South Carolina has issued a revenue ruling stating that a tax lien filed by the South Carolina Department of Revenue expires 10 years after it is filed with a clerk of court or register of deeds. Upon expiration, the tax lien is no longer enforceable in any manner and is no longer an encumbrance on any property of the affected taxpayer.(Revenue Ruling 15-6, South Carolina Department of Revenue, June 25, 2015)

(08/24/2015)

South Carolina has enacted a bill authorizing the Department of Revenue (DOR) to create a tax amnesty period during which penalties and interest, or a portion of them, will be waived for taxpayers that voluntarily file and pay all taxes owed. Amnesty will be granted to taxpayers who:

 

  • request an amnesty form and voluntarily file all delinquent tax returns and pay in full all taxes due;
  • voluntarily file an amended tax return to correct an incorrect or insufficient original return and pay all taxes due; or
  • voluntarily pay in full all previously assessed tax liabilities due within an extended amnesty period as determined by the department. The department may set up installment agreements so long as all taxes are paid within this period.

 

A taxpayer who has an appeal pending with respect to an assessment will be able to participate in the amnesty program if the taxpayer pays all taxes owed. A taxpayer who is the subject of a state tax-related criminal investigation or criminal prosecution will not be eligible to participate in the program. If the DOR establishes an amnesty period, it must notify the South Carolina General Assembly of the amnesty period at least 60 days before the start of the amnesty period. An administrative fee of 5% must be reimbursed to the department on the total amount collected under amnesty.  Any overdue tax debt, as defined in Section 12-55-30, remaining unpaid may have imposed on it at the department's discretion an additional ten percent collection assistance fee. This collection assistance fee initially may be imposed on any overdue tax debt at the close of the extended amnesty period as prescribed by the department. This additional collection assistance fee only may be imposed for a period of one year after the close of the extended amnesty period. (S.B. 526, Laws 2015, effective June 8, 2015)

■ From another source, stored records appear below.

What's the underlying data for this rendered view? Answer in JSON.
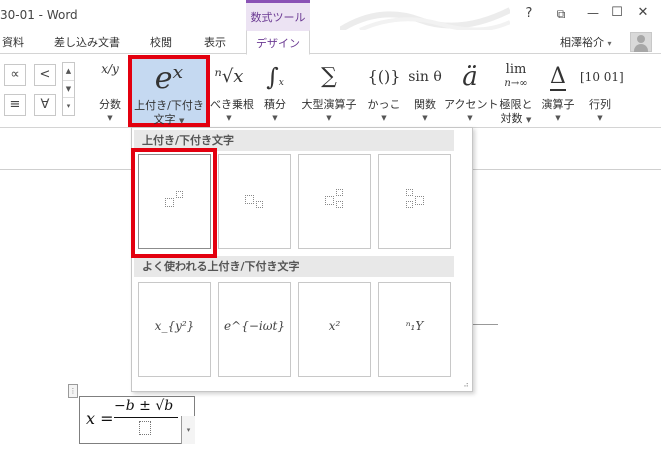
{
  "window": {
    "title": "30-01 - Word",
    "context_tab_label": "数式ツール",
    "help_button": "?",
    "restore_button": "⧉",
    "minimize_button": "—",
    "maximize_button": "☐",
    "close_button": "✕"
  },
  "tabs": {
    "items": [
      "資料",
      "差し込み文書",
      "校閲",
      "表示"
    ],
    "active": "デザイン",
    "user_name": "相澤裕介",
    "user_caret": "▾"
  },
  "symbols": {
    "row1": [
      "∝",
      "<"
    ],
    "row2": [
      "≡",
      "∀"
    ]
  },
  "ribbon": {
    "fraction": {
      "icon": "x/y",
      "label": "分数"
    },
    "script": {
      "icon": "eˣ",
      "label_line1": "上付き/下付き",
      "label_line2": "文字"
    },
    "radical": {
      "icon": "ⁿ√x",
      "label": "べき乗根"
    },
    "integral": {
      "icon": "∫",
      "label": "積分"
    },
    "large_operator": {
      "icon": "∑",
      "label": "大型演算子"
    },
    "bracket": {
      "icon": "{()}",
      "label": "かっこ"
    },
    "function": {
      "icon": "sin θ",
      "label": "関数"
    },
    "accent": {
      "icon": "ä",
      "label": "アクセント"
    },
    "limit": {
      "icon": "lim",
      "icon_sub": "n→∞",
      "label_line1": "極限と",
      "label_line2": "対数"
    },
    "operator": {
      "icon": "Δ",
      "label": "演算子"
    },
    "matrix": {
      "icon": "[10 01]",
      "label": "行列"
    }
  },
  "gallery": {
    "section1_title": "上付き/下付き文字",
    "section2_title": "よく使われる上付き/下付き文字",
    "common_formulas": [
      "x_{y²}",
      "e^{−iωt}",
      "x²",
      "ⁿ₁Y"
    ],
    "resize_grip": "⠴"
  },
  "equation": {
    "lhs": "x =",
    "numerator": "−b ± √b",
    "grip": "⋮",
    "dropdown": "▾"
  },
  "colors": {
    "highlight": "#e3000f",
    "selected_button_bg": "#c5d9f1",
    "context_accent": "#8a52b5"
  }
}
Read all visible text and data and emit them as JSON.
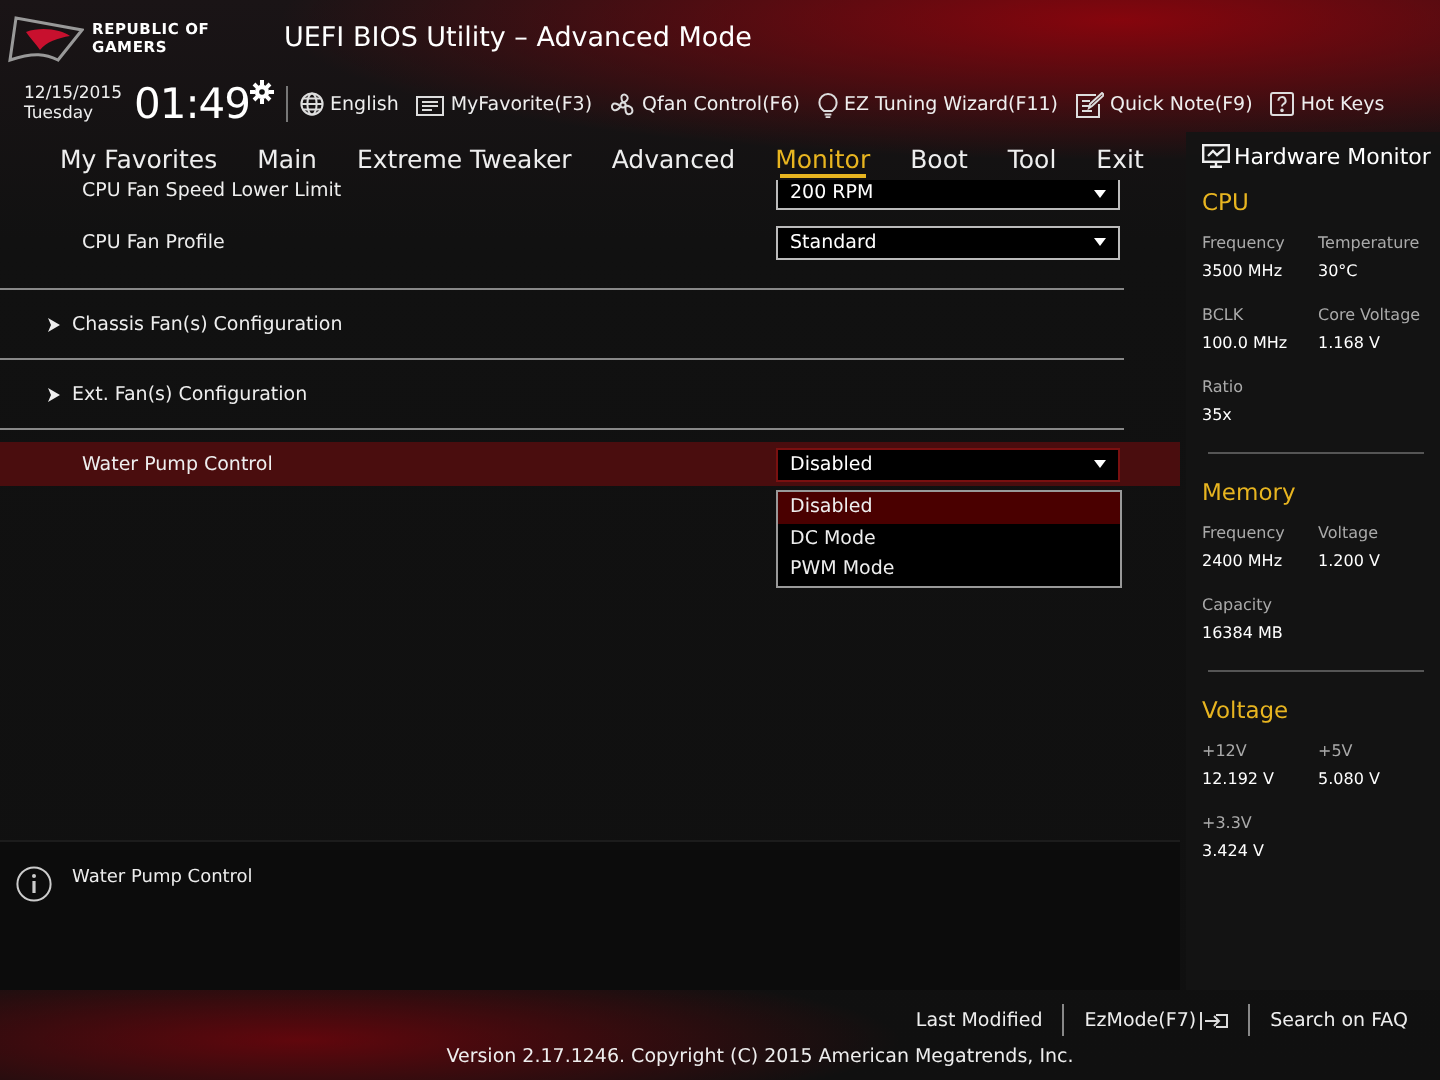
{
  "header": {
    "logo_text": "REPUBLIC OF GAMERS",
    "title": "UEFI BIOS Utility – Advanced Mode"
  },
  "toolbar": {
    "date": "12/15/2015",
    "day": "Tuesday",
    "time": "01:49",
    "items": [
      {
        "label": "English"
      },
      {
        "label": "MyFavorite(F3)"
      },
      {
        "label": "Qfan Control(F6)"
      },
      {
        "label": "EZ Tuning Wizard(F11)"
      },
      {
        "label": "Quick Note(F9)"
      },
      {
        "label": "Hot Keys"
      }
    ]
  },
  "tabs": [
    {
      "label": "My Favorites",
      "selected": false
    },
    {
      "label": "Main",
      "selected": false
    },
    {
      "label": "Extreme Tweaker",
      "selected": false
    },
    {
      "label": "Advanced",
      "selected": false
    },
    {
      "label": "Monitor",
      "selected": true
    },
    {
      "label": "Boot",
      "selected": false
    },
    {
      "label": "Tool",
      "selected": false
    },
    {
      "label": "Exit",
      "selected": false
    }
  ],
  "settings": [
    {
      "kind": "select",
      "label": "CPU Fan Speed Lower Limit",
      "value": "200 RPM",
      "highlighted": false
    },
    {
      "kind": "select",
      "label": "CPU Fan Profile",
      "value": "Standard",
      "highlighted": false
    },
    {
      "kind": "submenu",
      "label": "Chassis Fan(s) Configuration"
    },
    {
      "kind": "submenu",
      "label": "Ext. Fan(s) Configuration"
    },
    {
      "kind": "select",
      "label": "Water Pump Control",
      "value": "Disabled",
      "highlighted": true,
      "dropdown": {
        "options": [
          {
            "label": "Disabled",
            "selected": true
          },
          {
            "label": "DC Mode",
            "selected": false
          },
          {
            "label": "PWM Mode",
            "selected": false
          }
        ]
      }
    }
  ],
  "help": {
    "text": "Water Pump Control"
  },
  "hardware_monitor": {
    "title": "Hardware Monitor",
    "sections": [
      {
        "title": "CPU",
        "items": [
          {
            "label": "Frequency",
            "value": "3500 MHz"
          },
          {
            "label": "Temperature",
            "value": "30°C"
          },
          {
            "label": "BCLK",
            "value": "100.0 MHz"
          },
          {
            "label": "Core Voltage",
            "value": "1.168 V"
          },
          {
            "label": "Ratio",
            "value": "35x"
          }
        ]
      },
      {
        "title": "Memory",
        "items": [
          {
            "label": "Frequency",
            "value": "2400 MHz"
          },
          {
            "label": "Voltage",
            "value": "1.200 V"
          },
          {
            "label": "Capacity",
            "value": "16384 MB"
          }
        ]
      },
      {
        "title": "Voltage",
        "items": [
          {
            "label": "+12V",
            "value": "12.192 V"
          },
          {
            "label": "+5V",
            "value": "5.080 V"
          },
          {
            "label": "+3.3V",
            "value": "3.424 V"
          }
        ]
      }
    ]
  },
  "footer": {
    "links": [
      {
        "label": "Last Modified"
      },
      {
        "label": "EzMode(F7)"
      },
      {
        "label": "Search on FAQ"
      }
    ],
    "version": "Version 2.17.1246. Copyright (C) 2015 American Megatrends, Inc."
  }
}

(06/23/2015)

On March 10, 2015, a bipartisan group of senators introduced the Marketplace Fairness Act of 2015. Similar legislation – the Marketplace Fairness Act of 2013 – was previously introduced in February 2013 and passed by the Senate on May 6, 2013. That legislation failed to be enacted. If passed, the Marketplace Fairness Act of 2015 would authorize states meeting certain requirements to require remote sellers that do not meet a "small seller exception" to collect their state and local sales and use taxes. For more information on the previous legislation, visit Federal Government Introduces New Remote Seller Bill. (Marketplace Fairness Act of 2015, March 10, 2015)

 

UPDATE: This bill failed to pass during the 114th Congressional Session running from January 3, 2015 to January 3, 2017.  Therefore, this bill has died and would need to be reintroduced to be considered and voted on.

(03/16/2015)

Pages

Scroll to Top